◆ Work to be completed
Scan the entries below and extract each line with the word "heart" in it.

◆ Website and app data records
++++++

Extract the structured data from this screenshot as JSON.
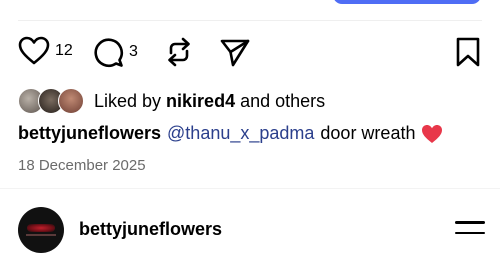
{
  "post": {
    "likes_count": "12",
    "comments_count": "3",
    "liked_by_prefix": "Liked by ",
    "liked_by_user": "nikired4",
    "liked_by_suffix": " and others",
    "caption_user": "bettyjuneflowers",
    "caption_mention": "@thanu_x_padma",
    "caption_text": "door wreath",
    "date": "18 December 2025"
  },
  "next_post": {
    "username": "bettyjuneflowers"
  },
  "icons": {
    "like": "heart-outline-icon",
    "comment": "comment-bubble-icon",
    "repost": "repost-icon",
    "share": "send-icon",
    "save": "bookmark-icon",
    "caption_emoji": "red-heart-emoji",
    "menu": "hamburger-menu-icon"
  },
  "colors": {
    "accent": "#4f6df5",
    "mention": "#2b3f8c",
    "heart": "#e8374a",
    "muted_text": "#6b6b6b"
  }
}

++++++

◆ Solution for this exercise
    "like": "heart-outline-icon",
    "caption_emoji": "red-heart-emoji",
    "heart": "#e8374a",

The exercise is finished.